- Our immunity weakens as we get older.
To prevent the spread of COVID-19 and its new variant, some regions are again in lockdown state. But does staying indoors weaken the immunity, as some people fear? Dr Sten Vermund, dean of the Yale School of Public Health, New Haven, Connecticut, says it does not.
The hygiene hypothesis
The concern that limiting exposure eventually weakens the immune system comes from the hygiene hypothesis, which says individuals exposed to more germs in childhood are less at risk of developing allergies and other diseases than children who grow up in environments free from most germs.
But according to Dr. Vermund, four months of lockdown and a home-based lifestyle won’t have a significant effect on immunity, especially if you’ve been battling immune system invaders for decades.
But the same is also true with newborns and toddlers.
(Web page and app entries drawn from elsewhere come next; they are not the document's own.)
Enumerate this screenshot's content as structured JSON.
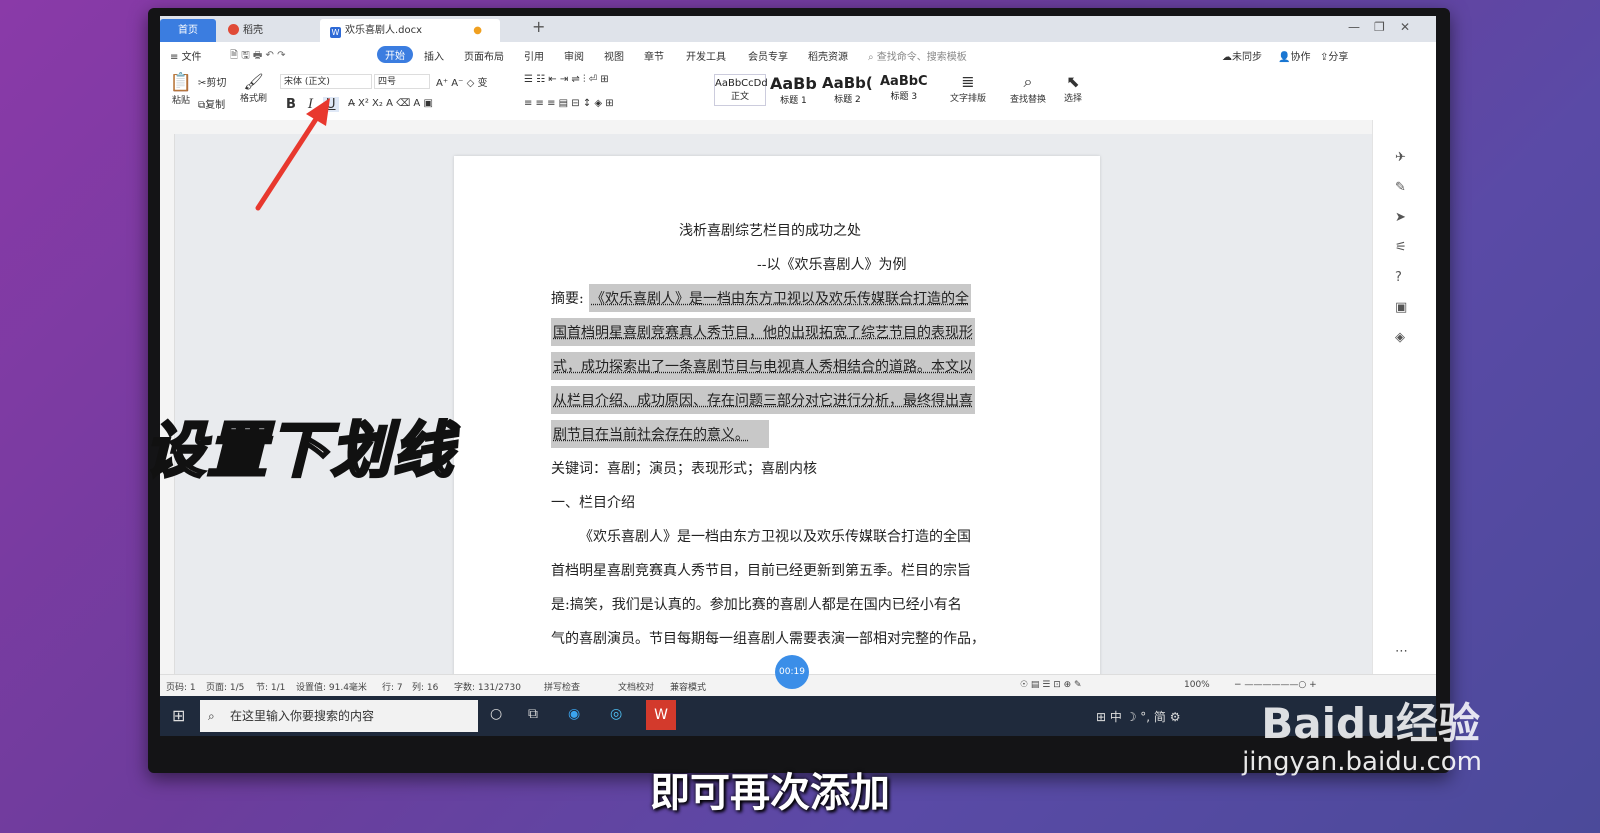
{
  "tabs": {
    "home": "首页",
    "daoke": "稻壳",
    "doc": "欢乐喜剧人.docx"
  },
  "menu": {
    "file": "文件",
    "items": [
      "开始",
      "插入",
      "页面布局",
      "引用",
      "审阅",
      "视图",
      "章节",
      "开发工具",
      "会员专享",
      "稻壳资源"
    ],
    "search": "查找命令、搜索模板",
    "sync": "未同步",
    "collab": "协作",
    "share": "分享"
  },
  "ribbon": {
    "paste": "粘贴",
    "cut": "剪切",
    "copy": "复制",
    "format_painter": "格式刷",
    "font_name": "宋体 (正文)",
    "font_size": "四号",
    "styles": [
      {
        "preview": "AaBbCcDd",
        "label": "正文"
      },
      {
        "preview": "AaBb",
        "label": "标题 1"
      },
      {
        "preview": "AaBb(",
        "label": "标题 2"
      },
      {
        "preview": "AaBbC",
        "label": "标题 3"
      }
    ],
    "text_layout": "文字排版",
    "find_replace": "查找替换",
    "select": "选择",
    "bold": "B",
    "italic": "I",
    "underline": "U"
  },
  "document": {
    "title": "浅析喜剧综艺栏目的成功之处",
    "subtitle": "--以《欢乐喜剧人》为例",
    "abstract_label": "摘要:",
    "abstract_lines": [
      "《欢乐喜剧人》是一档由东方卫视以及欢乐传媒联合打造的全",
      "国首档明星喜剧竞赛真人秀节目，他的出现拓宽了综艺节目的表现形",
      "式，成功探索出了一条喜剧节目与电视真人秀相结合的道路。本文以",
      "从栏目介绍、成功原因、存在问题三部分对它进行分析，最终得出喜",
      "剧节目在当前社会存在的意义。"
    ],
    "keywords": "关键词：喜剧；演员；表现形式；喜剧内核",
    "section1": "一、栏目介绍",
    "body_lines": [
      "《欢乐喜剧人》是一档由东方卫视以及欢乐传媒联合打造的全国",
      "首档明星喜剧竞赛真人秀节目，目前已经更新到第五季。栏目的宗旨",
      "是:搞笑，我们是认真的。参加比赛的喜剧人都是在国内已经小有名",
      "气的喜剧演员。节目每期每一组喜剧人需要表演一部相对完整的作品，"
    ]
  },
  "status": {
    "page": "页码: 1",
    "pages": "页面: 1/5",
    "section": "节: 1/1",
    "setting": "设置值: 91.4毫米",
    "row": "行: 7",
    "col": "列: 16",
    "words": "字数: 131/2730",
    "spell": "拼写检查",
    "proof": "文档校对",
    "compat": "兼容模式",
    "zoom": "100%"
  },
  "taskbar": {
    "search": "在这里输入你要搜索的内容",
    "ime": "中",
    "simp": "简"
  },
  "overlay": {
    "caption": "设置下划线",
    "subtitle": "即可再次添加",
    "watermark": "Baidu经验",
    "watermark_url": "jingyan.baidu.com",
    "timer": "00:19"
  },
  "colors": {
    "accent": "#3b7de0",
    "arrow": "#e8382e"
  }
}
Dr. Vermund explains that it’s just a small delay in the child’s natural exposure, which the child will make up for once exposed to germs.
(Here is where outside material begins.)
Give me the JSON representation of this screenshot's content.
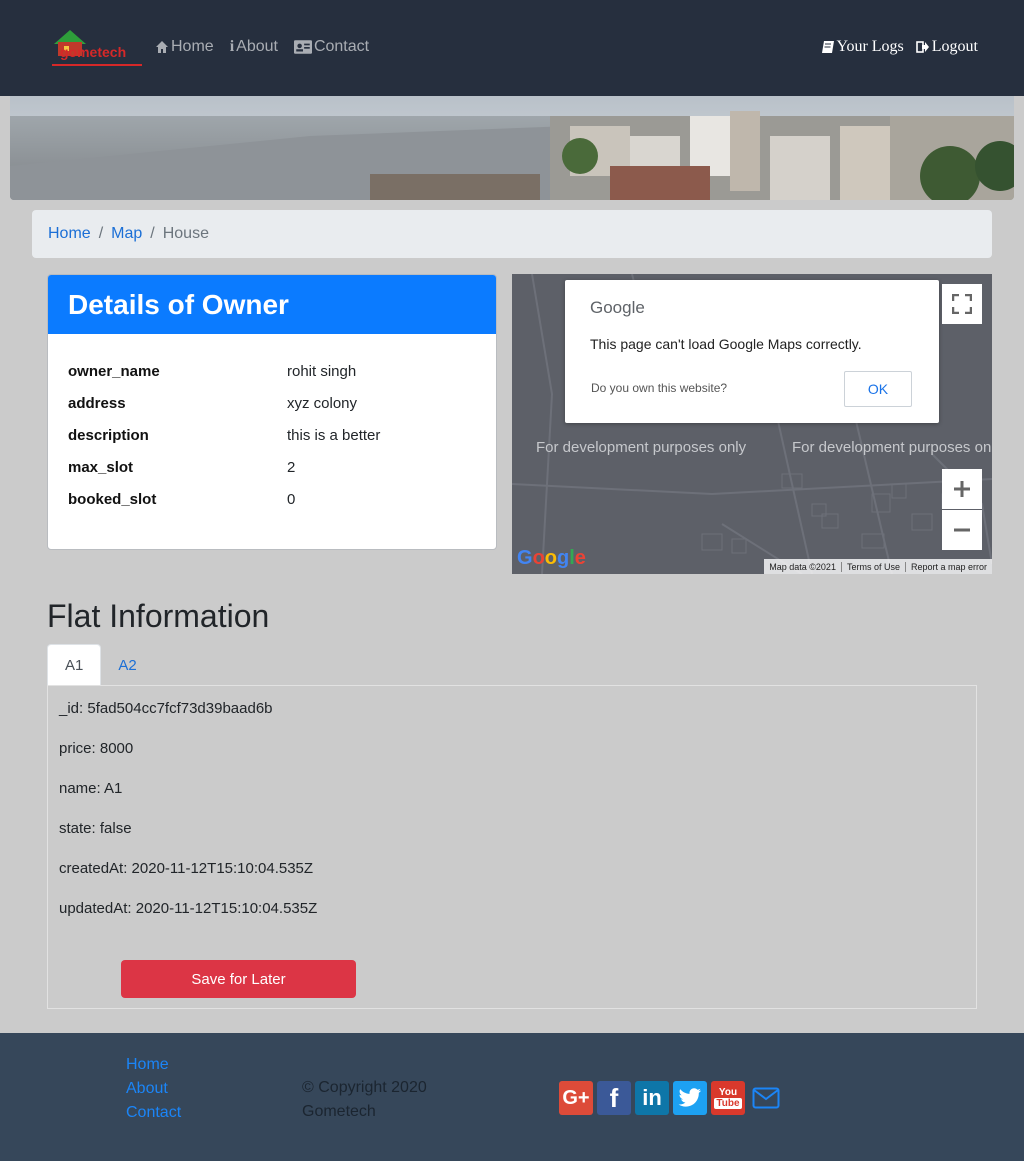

Dr. Len Horovitz, a pulmonary specialist in Lenox Hill Hospital, New York City, also says the immune system will keep working without a virus’s bombardment.
Higher levels of body inflammation
According to an analysis of 30 studies, published in Neuroscience & Biobehavioral Reviews in May, social isolation and loneliness increase inflammation levels in the body, leading to a host of illnesses, like a heart attack or stroke. However, more research is needed to confirm these findings.
Mental illness may aggravate pre-existing conditions
Dr. Horovitz says stress, anxiety, depression, and loneliness worsens whatever disease you have. Further, stress due to COVID-19 may raise broken heart syndrome risk, which has similar symptoms with a heart attack.
Tips to boost your immune system
Here are a few things you can do to boost your immune system and protect yourself from all sorts of illnesses, including COVID-19.
Get your vitamin D. Your body produces the immunity-booster vitamin D when exposed to sunlight, which can’t happen when you’re in lockdown, says Dr. Horovitz. Take a supplement to make sure you get the recommended 600 International Units of vitamin D daily.
Get a good night’s rest. Aim to sleep for seven to eight hours every night, recommends Dr. Horovitz. Lack of sleep can weaken your immune system and make you more prone to colds and the flu.
Exercise regularly. Daily physical activity every day can keep your immune system strong, flushing bacteria out of your lungs and airways. Exercise also boosts endorphins or the brain chemicals that keep your spirits up.
Eat well. Eating fruits and vegetables and managing your weight will keep our body healthy and better able to prevent diseases.
Get the flu shot.
Wash your hands frequently and use a face covering.
Drink moderately. According to Canada’s Low-Risk Drinking Guidelines, you should limit your alcohol intake to no more than two per day if you’re a woman, and no more than three per day if you’re a man.
Source: Reader’s Digest